### Exercise details
Each line in these records that contains "registration" counts once. Give the number only.

### Provided information
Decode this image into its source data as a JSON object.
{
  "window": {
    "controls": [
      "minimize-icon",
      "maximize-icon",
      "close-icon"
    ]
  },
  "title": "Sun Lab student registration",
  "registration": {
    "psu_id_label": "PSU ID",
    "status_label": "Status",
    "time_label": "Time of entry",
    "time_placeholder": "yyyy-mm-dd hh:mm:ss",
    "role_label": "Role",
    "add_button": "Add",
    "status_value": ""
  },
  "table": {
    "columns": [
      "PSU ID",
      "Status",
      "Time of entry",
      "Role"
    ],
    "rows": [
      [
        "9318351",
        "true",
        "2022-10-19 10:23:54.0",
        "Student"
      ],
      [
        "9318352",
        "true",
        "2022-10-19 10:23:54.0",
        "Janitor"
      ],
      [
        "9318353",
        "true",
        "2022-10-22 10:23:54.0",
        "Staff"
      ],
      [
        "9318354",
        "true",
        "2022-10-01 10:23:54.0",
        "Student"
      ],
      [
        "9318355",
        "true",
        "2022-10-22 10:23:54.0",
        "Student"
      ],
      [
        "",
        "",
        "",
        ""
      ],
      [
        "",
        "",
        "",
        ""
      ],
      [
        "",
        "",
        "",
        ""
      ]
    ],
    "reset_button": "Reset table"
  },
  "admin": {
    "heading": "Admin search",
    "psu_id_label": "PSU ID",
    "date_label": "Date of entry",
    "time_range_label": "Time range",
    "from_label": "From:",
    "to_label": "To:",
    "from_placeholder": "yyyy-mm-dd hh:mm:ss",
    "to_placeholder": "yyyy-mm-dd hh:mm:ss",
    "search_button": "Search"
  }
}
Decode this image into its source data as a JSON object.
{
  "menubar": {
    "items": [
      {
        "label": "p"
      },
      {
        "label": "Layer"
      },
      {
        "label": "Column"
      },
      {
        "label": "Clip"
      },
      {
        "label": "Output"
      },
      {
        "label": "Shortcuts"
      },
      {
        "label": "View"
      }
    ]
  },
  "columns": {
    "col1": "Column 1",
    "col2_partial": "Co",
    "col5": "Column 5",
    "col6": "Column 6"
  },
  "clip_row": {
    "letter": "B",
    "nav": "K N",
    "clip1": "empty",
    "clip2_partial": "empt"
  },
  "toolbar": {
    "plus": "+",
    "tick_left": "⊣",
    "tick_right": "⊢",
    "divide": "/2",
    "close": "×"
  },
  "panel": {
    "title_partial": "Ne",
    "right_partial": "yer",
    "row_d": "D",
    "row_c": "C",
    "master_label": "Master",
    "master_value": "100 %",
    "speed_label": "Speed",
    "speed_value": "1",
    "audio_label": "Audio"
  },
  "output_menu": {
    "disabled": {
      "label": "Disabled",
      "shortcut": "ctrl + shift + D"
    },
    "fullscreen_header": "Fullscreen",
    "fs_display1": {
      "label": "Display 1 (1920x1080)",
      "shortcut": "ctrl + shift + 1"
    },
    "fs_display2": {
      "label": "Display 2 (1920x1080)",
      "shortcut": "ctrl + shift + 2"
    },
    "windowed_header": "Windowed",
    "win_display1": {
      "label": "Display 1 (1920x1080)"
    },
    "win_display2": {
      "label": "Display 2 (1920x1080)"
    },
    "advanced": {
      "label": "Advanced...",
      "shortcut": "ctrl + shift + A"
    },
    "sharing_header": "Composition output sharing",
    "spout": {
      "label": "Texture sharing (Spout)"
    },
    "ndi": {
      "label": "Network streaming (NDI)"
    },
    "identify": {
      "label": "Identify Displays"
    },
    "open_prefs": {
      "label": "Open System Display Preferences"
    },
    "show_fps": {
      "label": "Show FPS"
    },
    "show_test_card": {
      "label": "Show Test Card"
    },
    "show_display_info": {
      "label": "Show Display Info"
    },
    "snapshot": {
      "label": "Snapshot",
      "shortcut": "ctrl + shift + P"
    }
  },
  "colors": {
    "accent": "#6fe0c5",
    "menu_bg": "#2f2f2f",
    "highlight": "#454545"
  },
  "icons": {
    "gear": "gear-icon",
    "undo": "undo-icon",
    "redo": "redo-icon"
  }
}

### Result below
2